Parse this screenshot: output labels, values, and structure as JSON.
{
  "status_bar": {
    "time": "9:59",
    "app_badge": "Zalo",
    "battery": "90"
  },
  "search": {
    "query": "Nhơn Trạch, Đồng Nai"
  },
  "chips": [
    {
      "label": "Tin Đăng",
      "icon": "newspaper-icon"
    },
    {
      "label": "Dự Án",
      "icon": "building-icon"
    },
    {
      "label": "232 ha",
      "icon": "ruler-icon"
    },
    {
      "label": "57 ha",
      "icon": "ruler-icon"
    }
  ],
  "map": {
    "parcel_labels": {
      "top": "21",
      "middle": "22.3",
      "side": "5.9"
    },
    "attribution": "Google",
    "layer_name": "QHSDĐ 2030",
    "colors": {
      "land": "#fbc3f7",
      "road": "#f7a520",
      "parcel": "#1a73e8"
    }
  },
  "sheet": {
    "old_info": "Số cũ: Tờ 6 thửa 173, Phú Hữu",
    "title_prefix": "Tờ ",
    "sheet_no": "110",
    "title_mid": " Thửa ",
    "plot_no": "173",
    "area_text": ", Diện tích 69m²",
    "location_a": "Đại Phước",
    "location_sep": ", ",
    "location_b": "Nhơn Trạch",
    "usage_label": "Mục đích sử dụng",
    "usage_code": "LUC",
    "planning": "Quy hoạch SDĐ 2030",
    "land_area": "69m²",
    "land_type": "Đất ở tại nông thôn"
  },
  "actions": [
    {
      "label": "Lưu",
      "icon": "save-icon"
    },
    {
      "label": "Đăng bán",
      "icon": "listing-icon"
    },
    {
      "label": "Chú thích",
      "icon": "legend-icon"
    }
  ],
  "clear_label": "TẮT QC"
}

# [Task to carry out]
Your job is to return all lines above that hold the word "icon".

# [Result of this task]
      "icon": "newspaper-icon"
      "icon": "building-icon"
      "icon": "ruler-icon"
      "icon": "ruler-icon"
      "icon": "save-icon"
      "icon": "listing-icon"
      "icon": "legend-icon"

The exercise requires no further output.